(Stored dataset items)
□ □ □ □ □ □ □

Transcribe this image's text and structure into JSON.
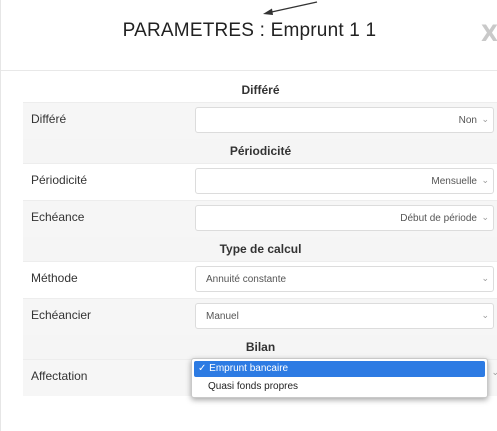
{
  "dialog": {
    "title": "PARAMETRES : Emprunt 1 1",
    "close_label": "X"
  },
  "sections": {
    "differe": "Différé",
    "periodicite": "Périodicité",
    "type_calcul": "Type de calcul",
    "bilan": "Bilan"
  },
  "fields": {
    "differe": {
      "label": "Différé",
      "value": "Non"
    },
    "periodicite": {
      "label": "Périodicité",
      "value": "Mensuelle"
    },
    "echeance": {
      "label": "Echéance",
      "value": "Début de période"
    },
    "methode": {
      "label": "Méthode",
      "value": "Annuité constante"
    },
    "echeancier": {
      "label": "Echéancier",
      "value": "Manuel"
    },
    "affectation": {
      "label": "Affectation",
      "options": [
        "Emprunt bancaire",
        "Quasi fonds propres"
      ],
      "selected": "Emprunt bancaire"
    }
  },
  "glyphs": {
    "check": "✓",
    "chevron": "⌄"
  },
  "colors": {
    "selected_option_bg": "#2d7be3"
  },
  "icons": {
    "arrow": "arrow-pointer-icon",
    "chevron": "chevron-down-icon",
    "check": "check-icon"
  }
}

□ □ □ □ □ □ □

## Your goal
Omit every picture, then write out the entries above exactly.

## Reply
Transcribe this image's text and structure into JSON.
{
  "dialog": {
    "title": "PARAMETRES : Emprunt 1 1",
    "close_label": "X"
  },
  "sections": {
    "differe": "Différé",
    "periodicite": "Périodicité",
    "type_calcul": "Type de calcul",
    "bilan": "Bilan"
  },
  "fields": {
    "differe": {
      "label": "Différé",
      "value": "Non"
    },
    "periodicite": {
      "label": "Périodicité",
      "value": "Mensuelle"
    },
    "echeance": {
      "label": "Echéance",
      "value": "Début de période"
    },
    "methode": {
      "label": "Méthode",
      "value": "Annuité constante"
    },
    "echeancier": {
      "label": "Echéancier",
      "value": "Manuel"
    },
    "affectation": {
      "label": "Affectation",
      "options": [
        "Emprunt bancaire",
        "Quasi fonds propres"
      ],
      "selected": "Emprunt bancaire"
    }
  },
  "glyphs": {
    "check": "✓",
    "chevron": "⌄"
  },
  "colors": {
    "selected_option_bg": "#2d7be3"
  },
  "icons": {
    "arrow": "arrow-pointer-icon",
    "chevron": "chevron-down-icon",
    "check": "check-icon"
  }
}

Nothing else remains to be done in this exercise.